Let sleeping dogs lie
- 17 October, 2005 21:00
I’m often struck by the contrast between Australia and New Zealand. Theresa Gattung may well have put it best when she said “We think they are our friendly cousins and they think we are their munty next-door neighbours”.
When it comes to the business world Australians take no prisoners, would sell their grannies for a lump of coal and generally don’t muck about. The same can be said for the folk in the Australian Competition and Consumer Commission (ACCC) and its various offshoots and compatriots in the country’s federal government. They take their job as industry choke chain very seriously and approach every issue with one issue uppermost in mind: will the consumer benefit from this?
When you compare that approach with the line taken by our Commerce Commission, the differences in culture are evident. The commission seems to be of the opinion that nothing it will do should make an impact on the business world except in the most extreme case. Only reluctantly will the commission be woken from its slumber and sent into battle. Like an old Labrador, the commission likes to keep one eye on events from its favourite rug in the kitchen by the oven.
The contrast couldn’t have been more apparent than last week. In Australia the ACCC came out swinging, telling Telstra it was discriminating against its rivals in the ISP market by favouring its own retail arm ahead of others when it came to provisioning DSL and local calling options.
The ACCC is keeping a “close eye” on Telstra and is “concerned” about its market power and about its high levels of vertical and horizontal integration, according to Australian media reports.
Stern words indeed, but not too dissimilar to Telecommunications Commissioner Douglas Webb’s cry that he would be “riding close herd” on Telecom with regard to its wholesale regime. Webb made it abundantly clear that if Telecom did not knuckle down and deliver more under the very light-handed regulation he’d handed down he would be forced to consider regulating in a more heavy-handed manner. He raised the spectre of “structural separation” as something that was happening elsewhere in the world and did so with one steel-grey eyebrow raised archly.
Sadly, someone forgot to tell the Labrador, which has yawned, stretched, scratched itself and gone back to sleep.

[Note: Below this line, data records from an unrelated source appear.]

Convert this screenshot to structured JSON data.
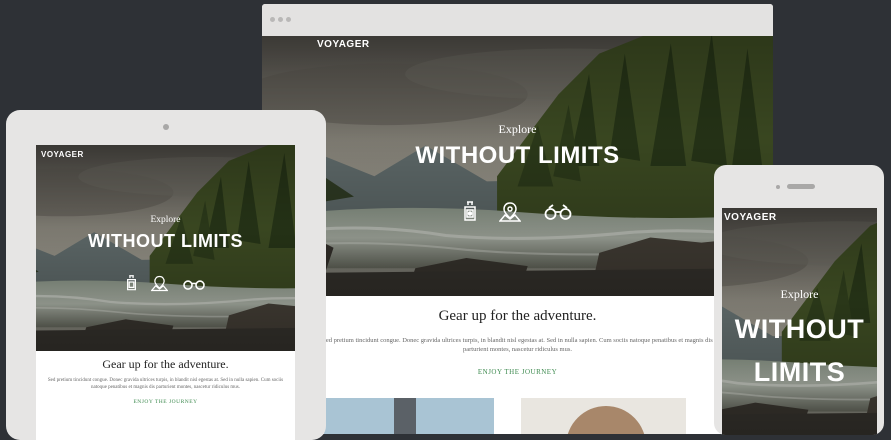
{
  "site": {
    "logo": "VOYAGER",
    "hero_kicker": "Explore",
    "hero_title": "WITHOUT LIMITS",
    "hero_title_line1": "WITHOUT",
    "hero_title_line2": "LIMITS",
    "icons": [
      "lantern-icon",
      "map-pin-icon",
      "binoculars-icon"
    ]
  },
  "content": {
    "heading": "Gear up for the adventure.",
    "paragraph": "Sed pretium tincidunt congue. Donec gravida ultrices turpis, in blandit nisl egestas at. Sed in nulla sapien. Cum sociis natoque penatibus et magnis dis parturient montes, nascetur ridiculus mus.",
    "paragraph_tablet": "Sed pretium tincidunt congue. Donec gravida ultrices turpis, in blandit nisl egestas at. Sed in nulla sapien. Cum sociis natoque penatibus et magnis dis parturient montes, nascetur ridiculus mus.",
    "cta": "ENJOY THE JOURNEY"
  },
  "colors": {
    "background": "#2e3136",
    "device_frame": "#e3e2e1",
    "cta_green": "#3d8a4f"
  }
}
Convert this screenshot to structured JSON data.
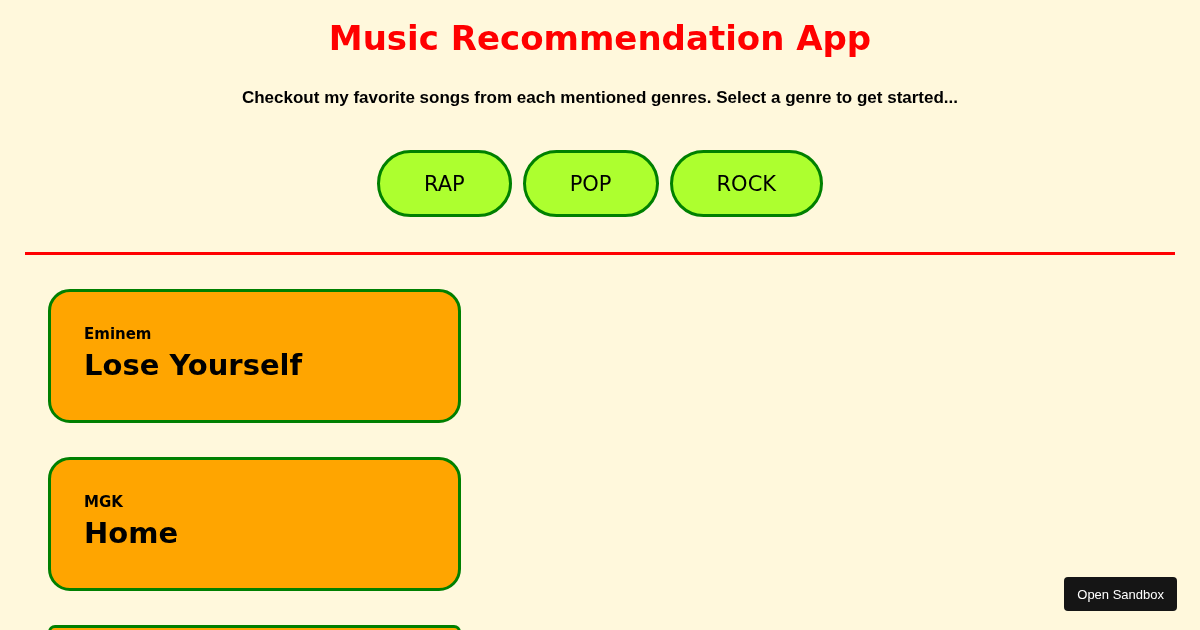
{
  "app": {
    "title": "Music Recommendation App",
    "subtitle": "Checkout my favorite songs from each mentioned genres. Select a genre to get started..."
  },
  "genres": [
    {
      "label": "RAP"
    },
    {
      "label": "POP"
    },
    {
      "label": "ROCK"
    }
  ],
  "songs": [
    {
      "kind": "song",
      "artist": "Eminem",
      "title": "Lose Yourself"
    },
    {
      "kind": "song",
      "artist": "MGK",
      "title": "Home"
    },
    {
      "kind": "cut-off"
    }
  ],
  "sandbox_button": {
    "label": "Open Sandbox"
  }
}
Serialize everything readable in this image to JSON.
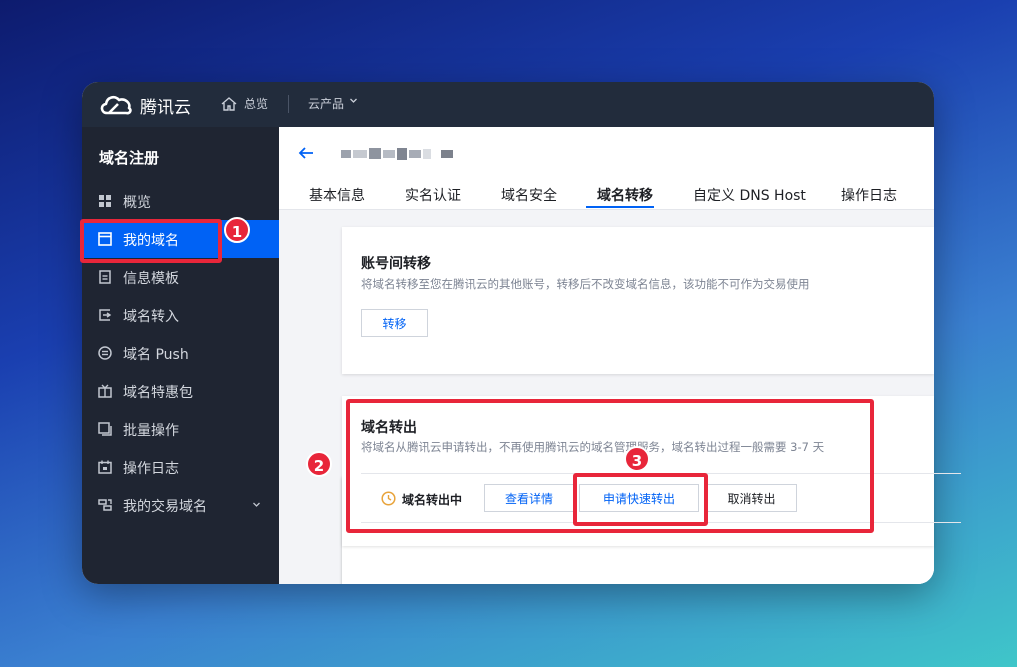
{
  "topbar": {
    "brand": "腾讯云",
    "home": "总览",
    "products": "云产品"
  },
  "sidebar": {
    "title": "域名注册",
    "items": [
      {
        "label": "概览",
        "icon": "grid-icon"
      },
      {
        "label": "我的域名",
        "icon": "window-icon",
        "active": true
      },
      {
        "label": "信息模板",
        "icon": "document-icon"
      },
      {
        "label": "域名转入",
        "icon": "transfer-in-icon"
      },
      {
        "label": "域名 Push",
        "icon": "push-icon"
      },
      {
        "label": "域名特惠包",
        "icon": "gift-icon"
      },
      {
        "label": "批量操作",
        "icon": "batch-icon"
      },
      {
        "label": "操作日志",
        "icon": "calendar-icon"
      },
      {
        "label": "我的交易域名",
        "icon": "trade-icon"
      }
    ]
  },
  "tabs": [
    {
      "label": "基本信息"
    },
    {
      "label": "实名认证"
    },
    {
      "label": "域名安全"
    },
    {
      "label": "域名转移",
      "active": true
    },
    {
      "label": "自定义 DNS Host"
    },
    {
      "label": "操作日志"
    }
  ],
  "transfer_between_accounts": {
    "title": "账号间转移",
    "desc": "将域名转移至您在腾讯云的其他账号，转移后不改变域名信息，该功能不可作为交易使用",
    "button": "转移"
  },
  "transfer_out": {
    "title": "域名转出",
    "desc": "将域名从腾讯云申请转出，不再使用腾讯云的域名管理服务，域名转出过程一般需要 3-7 天",
    "status": "域名转出中",
    "view_details": "查看详情",
    "fast_transfer": "申请快速转出",
    "cancel_transfer": "取消转出"
  },
  "annotations": {
    "badge1": "1",
    "badge2": "2",
    "badge3": "3"
  },
  "colors": {
    "accent": "#0062f5",
    "highlight": "#e8263a",
    "sidebar_bg": "#1f2532",
    "topbar_bg": "#222c3c"
  }
}
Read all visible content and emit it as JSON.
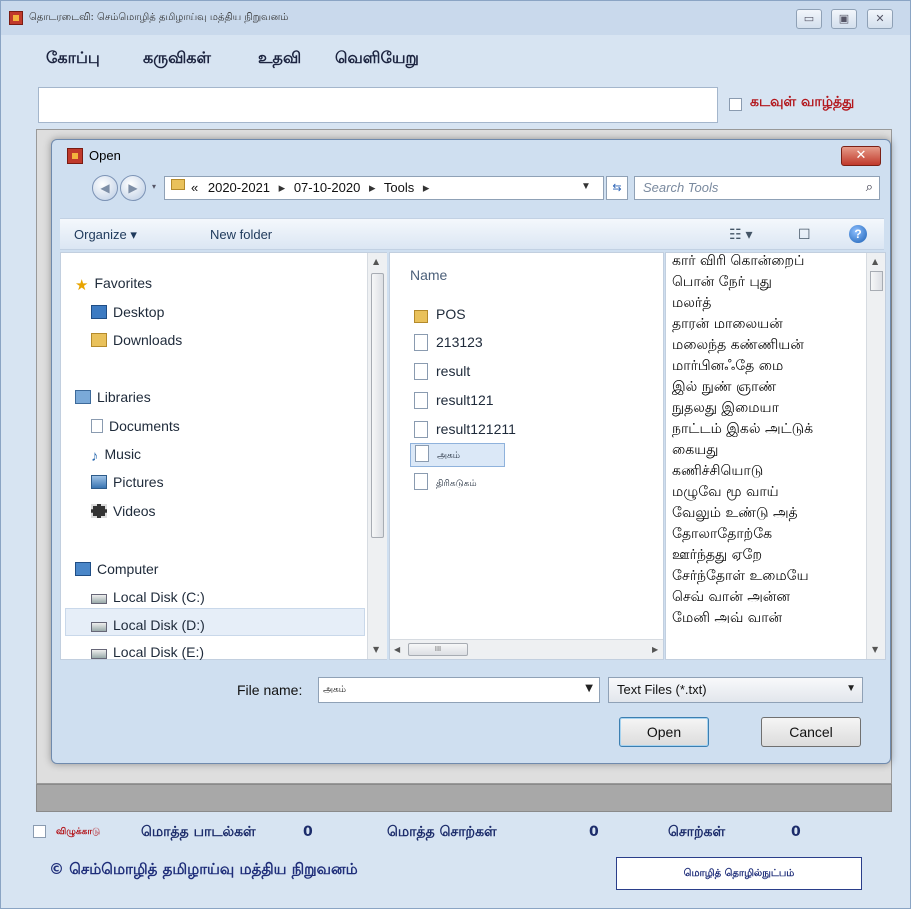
{
  "app": {
    "title": "தொடரடைவி: செம்மொழித் தமிழாய்வு மத்திய நிறுவனம்",
    "controls": [
      "minimize",
      "maximize",
      "close"
    ]
  },
  "menu": [
    "கோப்பு",
    "கருவிகள்",
    "உதவி",
    "வெளியேறு"
  ],
  "top": {
    "input_value": "",
    "kadavul_label": "கடவுள் வாழ்த்து",
    "kadavul_checked": false
  },
  "dialog": {
    "title": "Open",
    "breadcrumb": [
      "«",
      "2020-2021",
      "07-10-2020",
      "Tools"
    ],
    "search_placeholder": "Search Tools",
    "toolbar": {
      "organize": "Organize ▾",
      "new_folder": "New folder"
    },
    "nav": {
      "favorites": "Favorites",
      "desktop": "Desktop",
      "downloads": "Downloads",
      "libraries": "Libraries",
      "documents": "Documents",
      "music": "Music",
      "pictures": "Pictures",
      "videos": "Videos",
      "computer": "Computer",
      "disk_c": "Local Disk (C:)",
      "disk_d": "Local Disk (D:)",
      "disk_e": "Local Disk (E:)"
    },
    "column_header": "Name",
    "files": [
      {
        "name": "POS",
        "type": "folder"
      },
      {
        "name": "213123",
        "type": "file"
      },
      {
        "name": "result",
        "type": "file"
      },
      {
        "name": "result121",
        "type": "file"
      },
      {
        "name": "result121211",
        "type": "file"
      },
      {
        "name": "அகம்",
        "type": "file",
        "selected": true
      },
      {
        "name": "திரிகடுகம்",
        "type": "file"
      }
    ],
    "preview_lines": [
      "கார் விரி கொன்றைப்",
      "பொன் நேர் புது",
      "மலர்த்",
      "தாரன் மாலையன்",
      "மலைந்த கண்ணியன்",
      "மார்பினஃதே மை",
      "இல் நுண் ஞாண்",
      "நுதலது இமையா",
      "நாட்டம் இகல் அட்டுக்",
      "கையது",
      "கணிச்சியொடு",
      "மழுவே மூ வாய்",
      "வேலும் உண்டு அத்",
      "தோலாதோற்கே",
      "ஊர்ந்தது ஏறே",
      "சேர்ந்தோள் உமையே",
      "செவ் வான் அன்ன",
      "மேனி அவ் வான்"
    ],
    "file_name_label": "File name:",
    "file_name_value": "அகம்",
    "filter": "Text Files (*.txt)",
    "open_label": "Open",
    "cancel_label": "Cancel"
  },
  "bottom": {
    "checkbox_label": "விழுக்காடு",
    "total_songs_label": "மொத்த பாடல்கள்",
    "total_songs_value": "0",
    "total_words_label": "மொத்த சொற்கள்",
    "total_words_value": "0",
    "words_label": "சொற்கள்",
    "words_value": "0",
    "copyright": "© செம்மொழித் தமிழாய்வு மத்திய நிறுவனம்",
    "tech_label": "மொழித் தொழில்நுட்பம்"
  }
}
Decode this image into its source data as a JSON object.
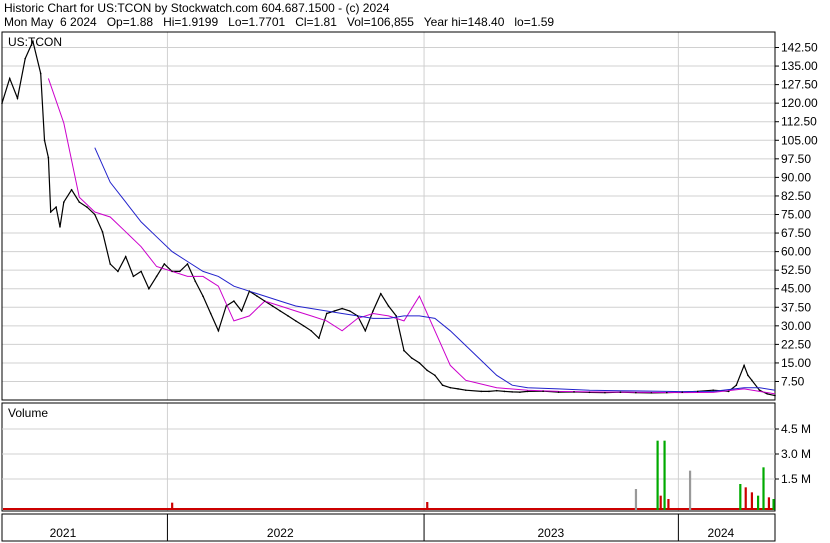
{
  "header": {
    "line1": "Historic Chart for US:TCON by Stockwatch.com 604.687.1500 - (c) 2024",
    "line2": "Mon May  6 2024   Op=1.88   Hi=1.9199   Lo=1.7701   Cl=1.81   Vol=106,855   Year hi=148.40   lo=1.59"
  },
  "colors": {
    "price": "#000000",
    "ma_fast": "#cc00cc",
    "ma_slow": "#2222cc",
    "volume_up": "#00aa00",
    "volume_down": "#cc0000",
    "volume_neutral": "#999999",
    "grid": "#d0d0d0",
    "frame": "#000000"
  },
  "chart_data": [
    {
      "type": "line",
      "panel": "price",
      "title": "US:TCON",
      "y_ticks": [
        "142.50",
        "135.00",
        "127.50",
        "120.00",
        "112.50",
        "105.00",
        "97.50",
        "90.00",
        "82.50",
        "75.00",
        "67.50",
        "60.00",
        "52.50",
        "45.00",
        "37.50",
        "30.00",
        "22.50",
        "15.00",
        "7.50"
      ],
      "ylim": [
        0,
        148.4
      ],
      "x_labels": [
        "2021",
        "2022",
        "2023",
        "2024"
      ],
      "grid": true,
      "series": [
        {
          "role": "price",
          "x": [
            0,
            0.01,
            0.02,
            0.03,
            0.04,
            0.05,
            0.055,
            0.06,
            0.063,
            0.07,
            0.075,
            0.08,
            0.09,
            0.1,
            0.11,
            0.12,
            0.13,
            0.14,
            0.15,
            0.16,
            0.17,
            0.18,
            0.19,
            0.2,
            0.21,
            0.22,
            0.23,
            0.24,
            0.25,
            0.26,
            0.27,
            0.28,
            0.29,
            0.3,
            0.31,
            0.32,
            0.33,
            0.34,
            0.35,
            0.36,
            0.37,
            0.38,
            0.39,
            0.4,
            0.41,
            0.42,
            0.43,
            0.44,
            0.45,
            0.46,
            0.47,
            0.48,
            0.49,
            0.5,
            0.51,
            0.52,
            0.53,
            0.54,
            0.55,
            0.56,
            0.57,
            0.58,
            0.59,
            0.6,
            0.62,
            0.63,
            0.64,
            0.65,
            0.66,
            0.67,
            0.68,
            0.7,
            0.72,
            0.74,
            0.76,
            0.78,
            0.8,
            0.82,
            0.84,
            0.86,
            0.88,
            0.9,
            0.92,
            0.94,
            0.95,
            0.96,
            0.965,
            0.97,
            0.98,
            0.99,
            1.0
          ],
          "values": [
            120,
            130,
            122,
            138,
            145,
            132,
            105,
            98,
            76,
            78,
            70,
            80,
            85,
            80,
            78,
            75,
            68,
            55,
            52,
            58,
            50,
            52,
            45,
            50,
            55,
            52,
            52,
            55,
            48,
            42,
            35,
            28,
            38,
            40,
            36,
            44,
            42,
            40,
            38,
            36,
            34,
            32,
            30,
            28,
            25,
            35,
            36,
            37,
            36,
            34,
            28,
            36,
            43,
            38,
            34,
            20,
            17,
            15,
            12,
            10,
            6,
            5,
            4.5,
            4,
            3.5,
            3.5,
            3.8,
            3.5,
            3.3,
            3.2,
            3.5,
            3.6,
            3.2,
            3.3,
            3.1,
            3.0,
            3.2,
            3.0,
            2.9,
            3.0,
            3.2,
            3.5,
            4,
            3.5,
            6,
            14,
            10,
            8,
            4,
            2.5,
            1.81
          ]
        },
        {
          "role": "ma_fast",
          "x": [
            0.06,
            0.08,
            0.1,
            0.12,
            0.14,
            0.16,
            0.18,
            0.2,
            0.22,
            0.24,
            0.26,
            0.28,
            0.3,
            0.32,
            0.34,
            0.36,
            0.38,
            0.4,
            0.42,
            0.44,
            0.46,
            0.48,
            0.5,
            0.52,
            0.54,
            0.56,
            0.58,
            0.6,
            0.64,
            0.68,
            0.72,
            0.76,
            0.8,
            0.84,
            0.88,
            0.92,
            0.96,
            0.98,
            1.0
          ],
          "values": [
            130,
            112,
            82,
            76,
            74,
            68,
            62,
            54,
            52,
            50,
            50,
            46,
            32,
            34,
            40,
            38,
            36,
            34,
            32,
            28,
            33,
            35,
            34,
            32,
            42,
            28,
            14,
            8,
            5,
            4,
            3.5,
            3.3,
            3.2,
            3.1,
            3.0,
            3.1,
            4.5,
            3.5,
            2.5
          ]
        },
        {
          "role": "ma_slow",
          "x": [
            0.12,
            0.14,
            0.16,
            0.18,
            0.2,
            0.22,
            0.24,
            0.26,
            0.28,
            0.3,
            0.32,
            0.34,
            0.36,
            0.38,
            0.4,
            0.42,
            0.44,
            0.46,
            0.48,
            0.5,
            0.52,
            0.54,
            0.56,
            0.58,
            0.6,
            0.62,
            0.64,
            0.66,
            0.68,
            0.72,
            0.76,
            0.8,
            0.84,
            0.88,
            0.92,
            0.96,
            0.98,
            1.0
          ],
          "values": [
            102,
            88,
            80,
            72,
            66,
            60,
            56,
            52,
            50,
            46,
            44,
            42,
            40,
            38,
            37,
            36,
            35,
            34,
            33,
            33,
            34,
            34,
            33,
            28,
            22,
            16,
            10,
            6,
            5,
            4.5,
            4,
            3.8,
            3.6,
            3.4,
            3.5,
            5,
            5,
            4
          ]
        }
      ]
    },
    {
      "type": "bar",
      "panel": "volume",
      "title": "Volume",
      "y_ticks": [
        "4.5 M",
        "3.0 M",
        "1.5 M"
      ],
      "ylim": [
        0,
        5.4
      ],
      "bars": [
        {
          "x": 0.22,
          "value": 0.08,
          "dir": "down"
        },
        {
          "x": 0.55,
          "value": 0.12,
          "dir": "down"
        },
        {
          "x": 0.82,
          "value": 0.9,
          "dir": "neutral"
        },
        {
          "x": 0.848,
          "value": 3.8,
          "dir": "up"
        },
        {
          "x": 0.852,
          "value": 0.5,
          "dir": "down"
        },
        {
          "x": 0.857,
          "value": 3.8,
          "dir": "up"
        },
        {
          "x": 0.862,
          "value": 0.3,
          "dir": "down"
        },
        {
          "x": 0.89,
          "value": 2.0,
          "dir": "neutral"
        },
        {
          "x": 0.955,
          "value": 1.2,
          "dir": "up"
        },
        {
          "x": 0.962,
          "value": 1.0,
          "dir": "down"
        },
        {
          "x": 0.97,
          "value": 0.7,
          "dir": "down"
        },
        {
          "x": 0.978,
          "value": 0.5,
          "dir": "up"
        },
        {
          "x": 0.985,
          "value": 2.2,
          "dir": "up"
        },
        {
          "x": 0.992,
          "value": 0.4,
          "dir": "down"
        },
        {
          "x": 0.998,
          "value": 0.3,
          "dir": "up"
        }
      ]
    }
  ]
}
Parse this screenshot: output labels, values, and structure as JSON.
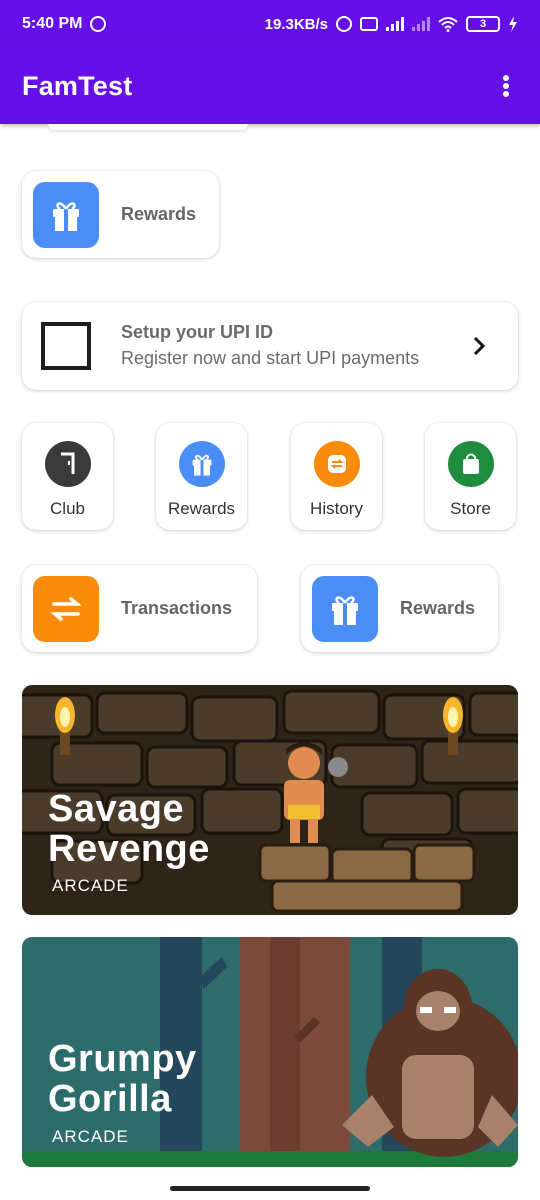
{
  "status_bar": {
    "time": "5:40 PM",
    "net_speed": "19.3KB/s",
    "battery": "3"
  },
  "app_bar": {
    "title": "FamTest",
    "menu_icon": "more-vert-icon"
  },
  "rewards_card": {
    "label": "Rewards",
    "icon": "gift-icon"
  },
  "upi_card": {
    "title": "Setup your UPI ID",
    "subtitle": "Register now and start UPI payments",
    "icon": "square-icon",
    "chevron": "chevron-right-icon"
  },
  "quick_actions": [
    {
      "label": "Club",
      "icon": "club-icon",
      "color": "#3a3a3a"
    },
    {
      "label": "Rewards",
      "icon": "gift-icon",
      "color": "#4a8df6"
    },
    {
      "label": "History",
      "icon": "history-icon",
      "color": "#fb8b0a"
    },
    {
      "label": "Store",
      "icon": "bag-icon",
      "color": "#1e8e3e"
    }
  ],
  "wide_cards": [
    {
      "label": "Transactions",
      "icon": "swap-icon",
      "color": "#fb8b0a"
    },
    {
      "label": "Rewards",
      "icon": "gift-icon",
      "color": "#4a8df6"
    }
  ],
  "games": [
    {
      "title_line1": "Savage",
      "title_line2": "Revenge",
      "category": "ARCADE"
    },
    {
      "title_line1": "Grumpy",
      "title_line2": "Gorilla",
      "category": "ARCADE"
    }
  ]
}
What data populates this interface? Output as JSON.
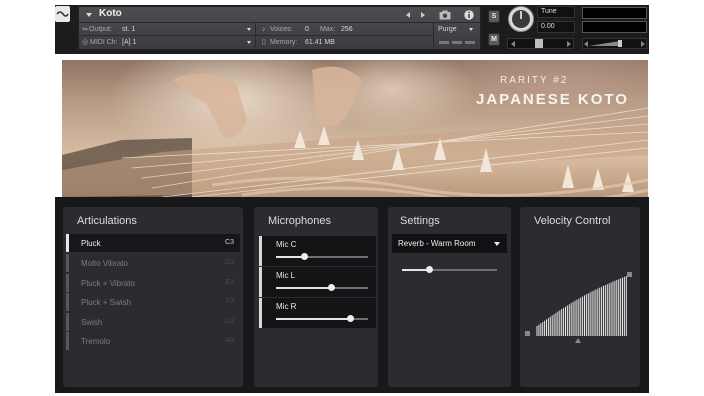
{
  "header": {
    "instrument_name": "Koto",
    "output_label": "Output:",
    "output_value": "st. 1",
    "voices_label": "Voices:",
    "voices_value": "0",
    "max_label": "Max:",
    "max_value": "256",
    "midi_label": "MIDI Ch:",
    "midi_value": "[A]  1",
    "memory_label": "Memory:",
    "memory_value": "61.41 MB",
    "purge_label": "Purge",
    "solo_label": "S",
    "mute_label": "M",
    "tune_label": "Tune",
    "tune_value": "0.00"
  },
  "banner": {
    "subtitle": "RARITY #2",
    "title": "JAPANESE KOTO"
  },
  "articulations": {
    "title": "Articulations",
    "items": [
      {
        "label": "Pluck",
        "key": "C3",
        "selected": true
      },
      {
        "label": "Molto Vibrato",
        "key": "D3",
        "selected": false
      },
      {
        "label": "Pluck + Vibrato",
        "key": "E3",
        "selected": false
      },
      {
        "label": "Pluck + Swish",
        "key": "F3",
        "selected": false
      },
      {
        "label": "Swish",
        "key": "G3",
        "selected": false
      },
      {
        "label": "Tremolo",
        "key": "A3",
        "selected": false
      }
    ]
  },
  "microphones": {
    "title": "Microphones",
    "items": [
      {
        "label": "Mic C",
        "level": 0.3
      },
      {
        "label": "Mic L",
        "level": 0.6
      },
      {
        "label": "Mic R",
        "level": 0.8
      }
    ]
  },
  "settings": {
    "title": "Settings",
    "reverb_preset": "Reverb - Warm Room",
    "reverb_amount": 0.28
  },
  "velocity": {
    "title": "Velocity Control"
  },
  "colors": {
    "panel_bg": "#2a2c2f",
    "body_bg": "#17181a",
    "header_bg": "#1b1c1e",
    "accent_white": "#e6e6e6"
  }
}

The commission has received numerous complaints from customers about broadband provisioning but declined to act based on the most spurious of logic. Apparently the commission will only be concerned if these issues “reduce competition in the long run, to the detriment of consumers”. Of course, should that happen it will be far too late for any action the commission takes to have any impact whatsoever. The fair and level playing field of wholesale broadband will have vanished and it will be an uphill struggle trying to wrest customers off Telecom Xtra.
This is not riding “close herd” as I take the quote to mean. Telecom is missing the target for wholesale provision. Telecom is already facing court action for misusing its market dominance to “prevent or deter competition in markets involving high speed data transmission”. Surely the commission can do more than just keep an eye on the issue?
(As I write this we’re pouring over Webb’s “statement for consultation” on TelstraClear’s application for bistream access and it certainly does appear to be strongly worded indeed. We’ve seen that before, however, so we’ll keep a watching brief on that one.)
David Cunliffe looks likely to be returned as minister of communications and he has indicated the review of the telecommunications act will include provision for a complaints service. At the very least I would hope this new agency would be given enough firepower to tackle such issues, because it seems clear to me the commission is quite cosy and does not wish to be disturbed, thankyou very much.